Downloads
9982

Abstract

Purpose

The purpose of this paper is to investigate employers’ recruitment strategies to address distinct job-related agency problems before establishing an employment relationship. Insights from agency theory and the social embeddedness perspective are combined to hypothesize whether and why employers adapt their recruitment strategies to the job type (differing in level of discretion) for which they are externally hiring.

Design/methodology/approach

The hypotheses are empirically tested using data from a survey of 288 Dutch employers. Questions were asked about the two types of jobs. Multi-level logistic regression analysis is applied to investigate the effect of social context on the choice of recruitment strategy. In addition to that, separate analyses are conducted for the two job types, using logistic regression analysis.

Findings

As predicted, employers have the tendency to use informal recruitment channels more often for jobs with high degree of discretion (i.e. managerial, professional, and specialists jobs (MPS)) than for jobs with low degree of discretion (i.e. administrative and supporting jobs). In addition, the type of information transmitted through employers’ social contacts matters for their recruitment strategies.
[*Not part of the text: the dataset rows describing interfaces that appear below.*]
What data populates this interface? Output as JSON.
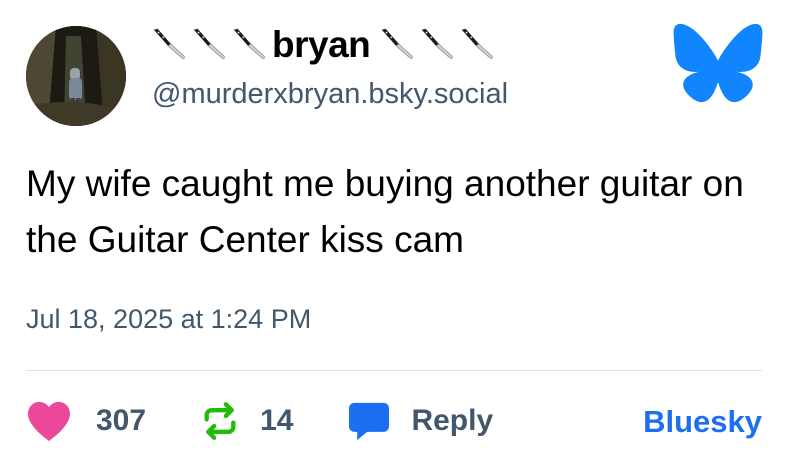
{
  "post": {
    "author": {
      "display_name": "bryan",
      "handle": "@murderxbryan.bsky.social",
      "name_decoration_icon": "kitchen-knife-icon",
      "knives_before": 3,
      "knives_after": 3
    },
    "text": "My wife caught me buying another guitar on the Guitar Center kiss cam",
    "timestamp": "Jul 18, 2025 at 1:24 PM"
  },
  "actions": {
    "likes": {
      "icon": "heart-icon",
      "count": "307",
      "color": "#ec4899"
    },
    "reposts": {
      "icon": "repost-icon",
      "count": "14",
      "color": "#20bc07"
    },
    "reply": {
      "icon": "reply-bubble-icon",
      "label": "Reply",
      "color": "#1d6ff2"
    },
    "open_in": {
      "label": "Bluesky"
    }
  },
  "branding": {
    "logo_icon": "bluesky-butterfly-icon",
    "color": "#1185fe"
  },
  "colors": {
    "text": "#000000",
    "muted": "#42576c",
    "link": "#1d6ff2",
    "divider": "#dde3ea"
  }
}
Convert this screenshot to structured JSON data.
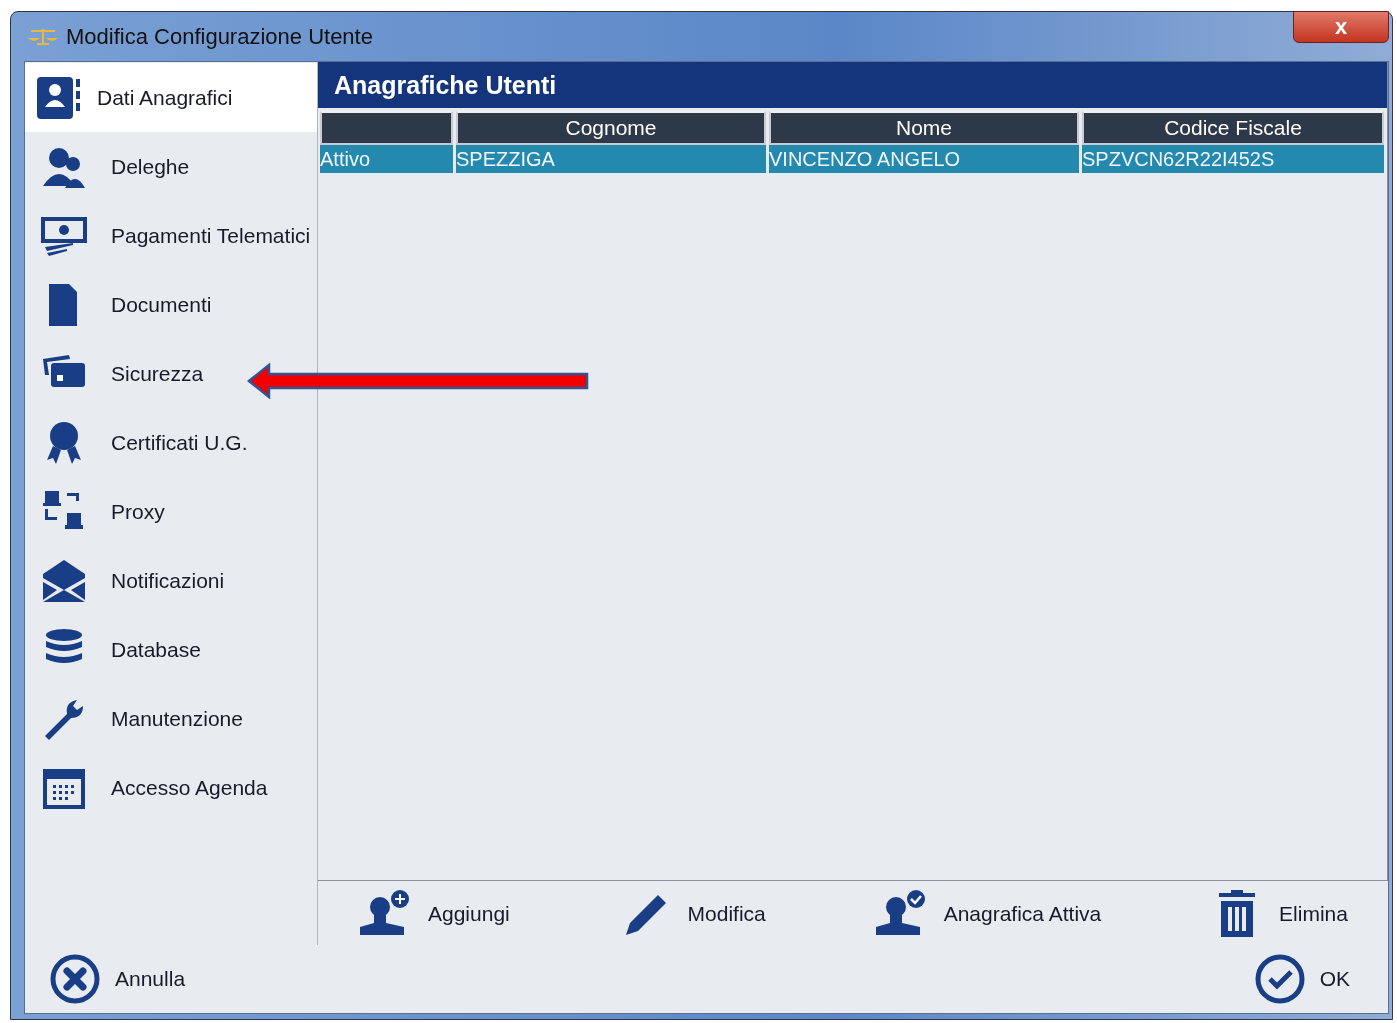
{
  "window": {
    "title": "Modifica Configurazione Utente",
    "close": "x"
  },
  "sidebar": {
    "items": [
      {
        "label": "Dati Anagrafici",
        "selected": true
      },
      {
        "label": "Deleghe",
        "selected": false
      },
      {
        "label": "Pagamenti Telematici",
        "selected": false
      },
      {
        "label": "Documenti",
        "selected": false
      },
      {
        "label": "Sicurezza",
        "selected": false
      },
      {
        "label": "Certificati U.G.",
        "selected": false
      },
      {
        "label": "Proxy",
        "selected": false
      },
      {
        "label": "Notificazioni",
        "selected": false
      },
      {
        "label": "Database",
        "selected": false
      },
      {
        "label": "Manutenzione",
        "selected": false
      },
      {
        "label": "Accesso Agenda",
        "selected": false
      }
    ]
  },
  "panel": {
    "title": "Anagrafiche Utenti"
  },
  "table": {
    "columns": [
      "",
      "Cognome",
      "Nome",
      "Codice Fiscale"
    ],
    "rows": [
      {
        "cells": [
          "Attivo",
          "SPEZZIGA",
          "VINCENZO ANGELO",
          "SPZVCN62R22I452S"
        ],
        "selected": true
      }
    ]
  },
  "toolbar": [
    "Aggiungi",
    "Modifica",
    "Anagrafica Attiva",
    "Elimina"
  ],
  "footer": {
    "cancel": "Annulla",
    "ok": "OK"
  },
  "annotation": {
    "kind": "arrow"
  }
}
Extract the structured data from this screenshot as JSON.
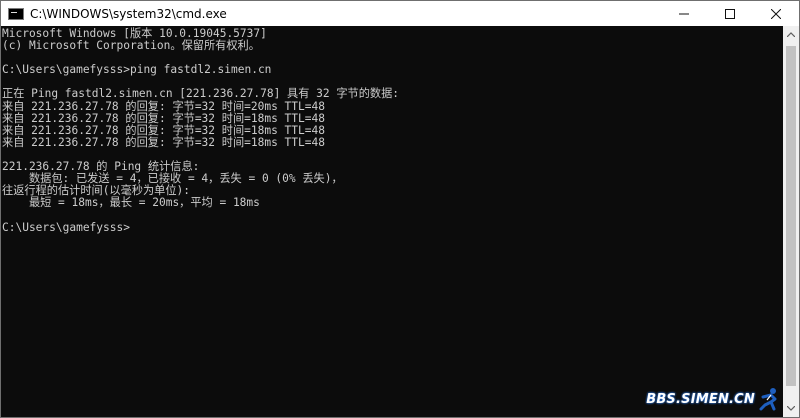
{
  "titlebar": {
    "title": "C:\\WINDOWS\\system32\\cmd.exe",
    "icon": "console-app-icon",
    "controls": [
      "minimize-icon",
      "maximize-icon",
      "close-icon"
    ]
  },
  "console": {
    "lines": [
      "Microsoft Windows [版本 10.0.19045.5737]",
      "(c) Microsoft Corporation。保留所有权利。",
      "",
      "C:\\Users\\gamefysss>ping fastdl2.simen.cn",
      "",
      "正在 Ping fastdl2.simen.cn [221.236.27.78] 具有 32 字节的数据:",
      "来自 221.236.27.78 的回复: 字节=32 时间=20ms TTL=48",
      "来自 221.236.27.78 的回复: 字节=32 时间=18ms TTL=48",
      "来自 221.236.27.78 的回复: 字节=32 时间=18ms TTL=48",
      "来自 221.236.27.78 的回复: 字节=32 时间=18ms TTL=48",
      "",
      "221.236.27.78 的 Ping 统计信息:",
      "    数据包: 已发送 = 4，已接收 = 4，丢失 = 0 (0% 丢失)，",
      "往返行程的估计时间(以毫秒为单位):",
      "    最短 = 18ms，最长 = 20ms，平均 = 18ms",
      "",
      "C:\\Users\\gamefysss>"
    ],
    "text_color": "#cccccc",
    "background": "#0c0c0c"
  },
  "watermark": {
    "text": "BBS.SIMEN.CN",
    "color": "#ffffff",
    "glow": "#2a6fd0"
  }
}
In particular, the reliable and trustworthy information from contacts with friends and family is more important for MPS jobs. This seems to be the way employers deal with the high agency costs characterizing this type of jobs.

Originality/value

This study extends prior research as follows. First, while earlier studies more closely looked at why organizations use formal or informal recruitment, this study specifically focusses on the role the job type plays in the hiring process. Second, it provides an extension of agency theory by including job type in the analyses. And, third, the study examines how the networks of employers, rather than employees, affect the hiring process.

Details

Personnel Review, vol. 44 no. 5
Type: Research Article
ISSN: 0048-3486

Keywords

1 – 10 of 37